I use my natural talents of ____________ and ___________ skills to have an impact on the ___________ industry.

Tip: your UVP could also be used as your LinkedIn Headline Summary – this will help keep your brand consistent.

Step 3 – How to use your professional brand

Your brand can be used at every marketing opportunity.  You want to ensure your message is consistent in all platforms and occasions, and you want people to remember you for the right reasons.  Think about where you will use your personal brand:

  • Job applications
  • Online profiles
  • Face to face and online networking events.

From Student to Professional  

University students should start to develop their own brand and start marketing their attributes during their studies.  Start to think of yourself as a professional in training, so you need to present a professional image.

First impressions do count. Look at the person in the image.

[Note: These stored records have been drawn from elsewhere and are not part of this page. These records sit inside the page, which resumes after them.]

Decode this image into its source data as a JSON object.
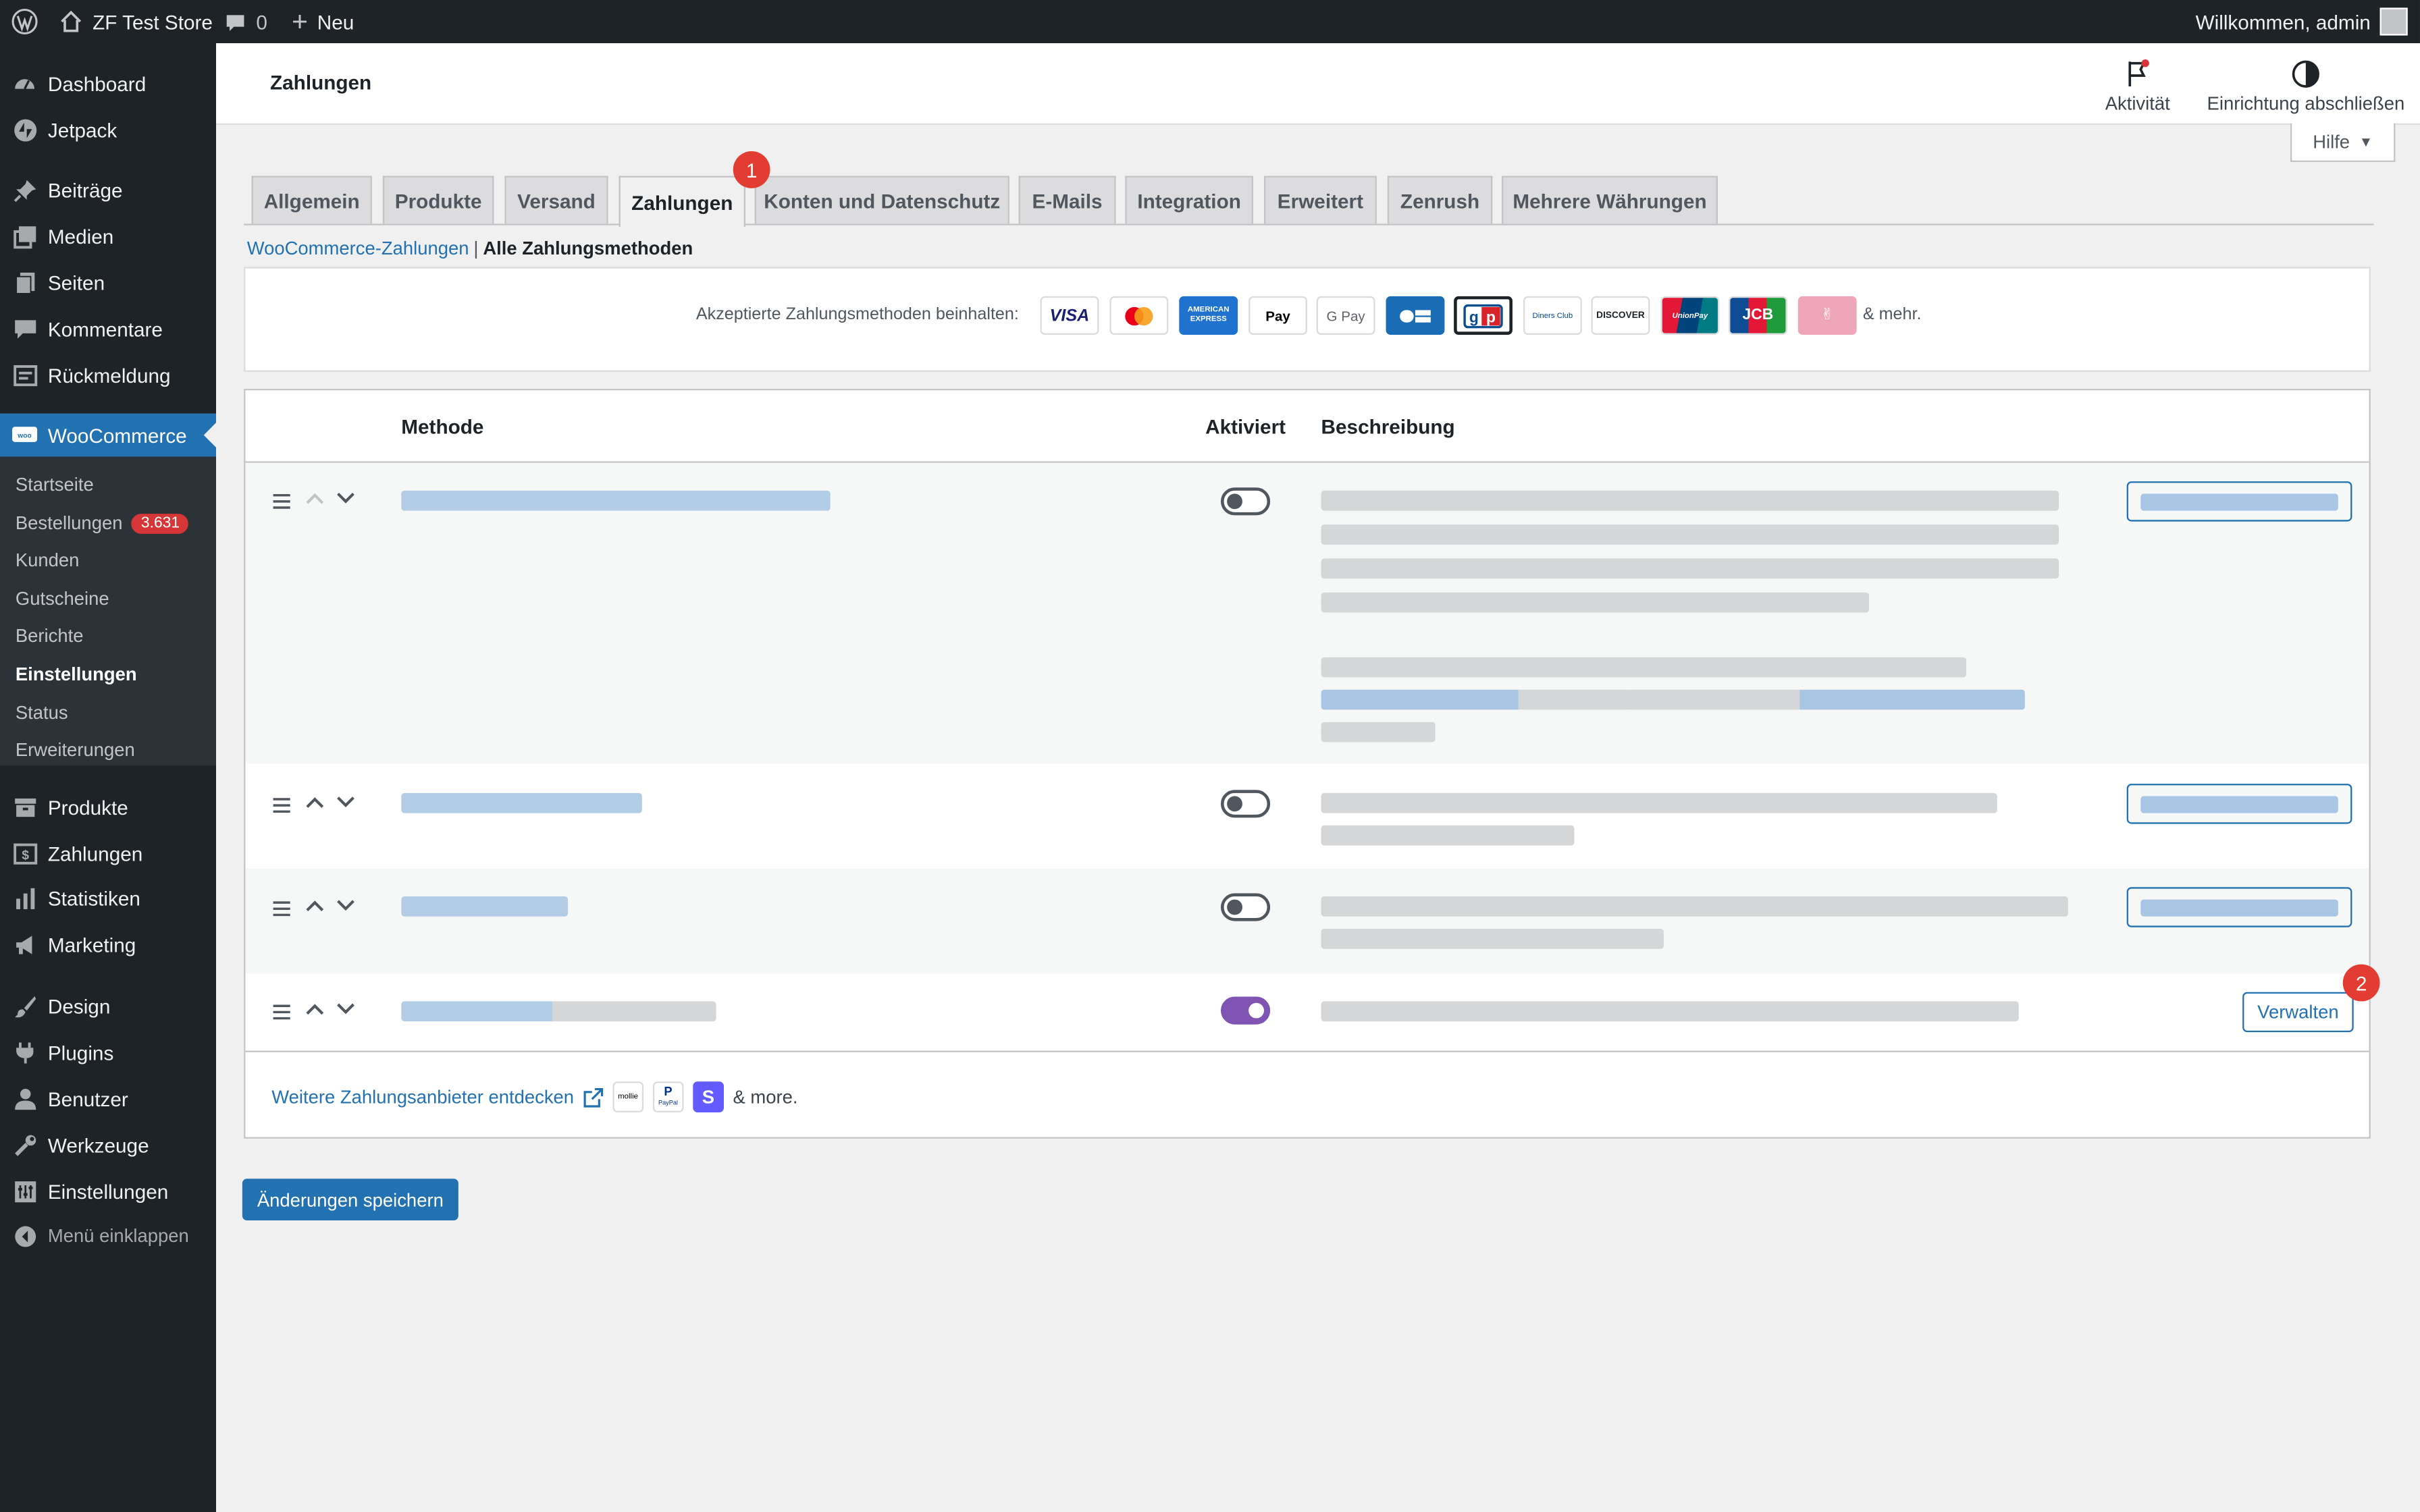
{
  "adminbar": {
    "site_name": "ZF Test Store",
    "comments_count": "0",
    "new_label": "Neu",
    "welcome": "Willkommen, admin"
  },
  "sidebar": {
    "items": [
      {
        "label": "Dashboard",
        "icon": "dashboard-icon"
      },
      {
        "label": "Jetpack",
        "icon": "jetpack-icon"
      },
      {
        "label": "Beiträge",
        "icon": "pin-icon"
      },
      {
        "label": "Medien",
        "icon": "media-icon"
      },
      {
        "label": "Seiten",
        "icon": "pages-icon"
      },
      {
        "label": "Kommentare",
        "icon": "comment-icon"
      },
      {
        "label": "Rückmeldung",
        "icon": "feedback-icon"
      },
      {
        "label": "WooCommerce",
        "icon": "woo-icon"
      },
      {
        "label": "Produkte",
        "icon": "archive-icon"
      },
      {
        "label": "Zahlungen",
        "icon": "money-icon"
      },
      {
        "label": "Statistiken",
        "icon": "chart-icon"
      },
      {
        "label": "Marketing",
        "icon": "megaphone-icon"
      },
      {
        "label": "Design",
        "icon": "brush-icon"
      },
      {
        "label": "Plugins",
        "icon": "plugin-icon"
      },
      {
        "label": "Benutzer",
        "icon": "user-icon"
      },
      {
        "label": "Werkzeuge",
        "icon": "wrench-icon"
      },
      {
        "label": "Einstellungen",
        "icon": "settings-icon"
      },
      {
        "label": "Menü einklappen",
        "icon": "collapse-icon"
      }
    ],
    "submenu": [
      {
        "label": "Startseite"
      },
      {
        "label": "Bestellungen",
        "count": "3.631"
      },
      {
        "label": "Kunden"
      },
      {
        "label": "Gutscheine"
      },
      {
        "label": "Berichte"
      },
      {
        "label": "Einstellungen",
        "active": true
      },
      {
        "label": "Status"
      },
      {
        "label": "Erweiterungen"
      }
    ]
  },
  "header": {
    "title": "Zahlungen",
    "activity_label": "Aktivität",
    "setup_label": "Einrichtung abschließen",
    "help_label": "Hilfe"
  },
  "tabs": [
    {
      "label": "Allgemein"
    },
    {
      "label": "Produkte"
    },
    {
      "label": "Versand"
    },
    {
      "label": "Zahlungen",
      "active": true
    },
    {
      "label": "Konten und Datenschutz"
    },
    {
      "label": "E-Mails"
    },
    {
      "label": "Integration"
    },
    {
      "label": "Erweitert"
    },
    {
      "label": "Zenrush"
    },
    {
      "label": "Mehrere Währungen"
    }
  ],
  "annotations": {
    "tab_badge": "1",
    "manage_badge": "2"
  },
  "breadcrumb": {
    "link": "WooCommerce-Zahlungen",
    "separator": "|",
    "current": "Alle Zahlungsmethoden"
  },
  "accepted": {
    "label": "Akzeptierte Zahlungsmethoden beinhalten:",
    "logos": [
      "VISA",
      "Mastercard",
      "AMERICAN EXPRESS",
      "Apple Pay",
      "G Pay",
      "CB",
      "gp",
      "Diners Club",
      "DISCOVER",
      "UnionPay",
      "JCB",
      "Afterpay"
    ],
    "more": "& mehr."
  },
  "table": {
    "col_method": "Methode",
    "col_enabled": "Aktiviert",
    "col_description": "Beschreibung",
    "rows": [
      {
        "enabled": false
      },
      {
        "enabled": false
      },
      {
        "enabled": false
      },
      {
        "enabled": true,
        "manage_label": "Verwalten"
      }
    ],
    "footer_link": "Weitere Zahlungsanbieter entdecken",
    "footer_logos": [
      "mollie",
      "PayPal",
      "S"
    ],
    "footer_more": "& more."
  },
  "save_button": "Änderungen speichern",
  "colors": {
    "admin_dark": "#1d2327",
    "accent": "#2271b1",
    "toggle_on": "#7f54b3",
    "badge_red": "#e33c32"
  }
}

What impression is she projecting and what do you think her brand is?

It doesn’t take long for someone to form an opinion of you, and that short instance can have a lasting impact.  Simple actions, such as giving out your contact details, or sending an email or text message, need to convey the right signals to others, especially potential employers.  So get into the habit of making a good first impression wherever you are – practice makes perfect.

Make a great first impression

  • In non-COVID times, you should shake hands when meeting new people. To help you remember their name, it is a good idea to repeat it.  Try something like this: “Hello Jane, my name is George.  It is so lovely to meet you, Jane”.  This will help you link the name to the face and make it easier for you to introduce Jane to others.
  • When you first meet someone, it can be hard to immediately strike up a conversation – this takes practice. One tip is to ask them a question or two about themselves. People love talking about themselves and you will also gain valuable insight into who they are.
  • Think about your body language. Crossing your arms can look defensive, so uncross them to look more open and collaborative. Turning towards whoever is speaking is also recommended.

Communicate Professionally

Keep your professional identity and brand in mind in all your communications. The immediacy of email, text, and instant messaging can lead to throw away lines that may be misinterpreted. Unfortunately, emails and other types of messages are recorded and therefore leave a trail and can be used against you. Careers can be ruined based on a frivolous email remark.

Tips for professional communication:

  • Use a professional email address.  Your JCU email address is ideal and you can keep using it after you graduate from your course.
  • Check your emails regularly – employers will expect you to respond in a timely manner.
  • An email is not a text message to a friend – be professional.
  • If you are asking for assistance, make that clear – provide enough detail for the recipient to be able to help you.
  • Use simple, plain English and always be polite and respectful.
  • Avoid using text speak, abbreviations, or emoticons when contacting professionals.
  • Even when space is at a premium, keep your language more formal than communicating with friends
  • Carefully consider and review your response before hitting the send key – never respond when under the influence of a strong emotion.
  • Do not answer your phone informally – this may be your first contact with your future boss.
  • Have a professional voice mail message.

The 7 C’s of communication

  1. Clear: Ensure the aim and purpose of your message is clear from the outset of your written or verbal communication.
  2. Concise: Less is more when communicating so be brief and targeted.
  3. Concrete: Be focused in your communication and ensure that you are specific, factual and provide the required level of detail.
  4. Correct: Ensure that your spelling, facts and grammar are correct. Also, ensure that the tone, language and choice of words fit the context.
  5. Coherent: Reread your message to ensure that it is logical and your ideas flow smoothly.
  6. Complete: Ensure your communication contains the necessary information required by the receiver to respond.
  7. Courteous: Ensure that you address the recipient politely and appropriately.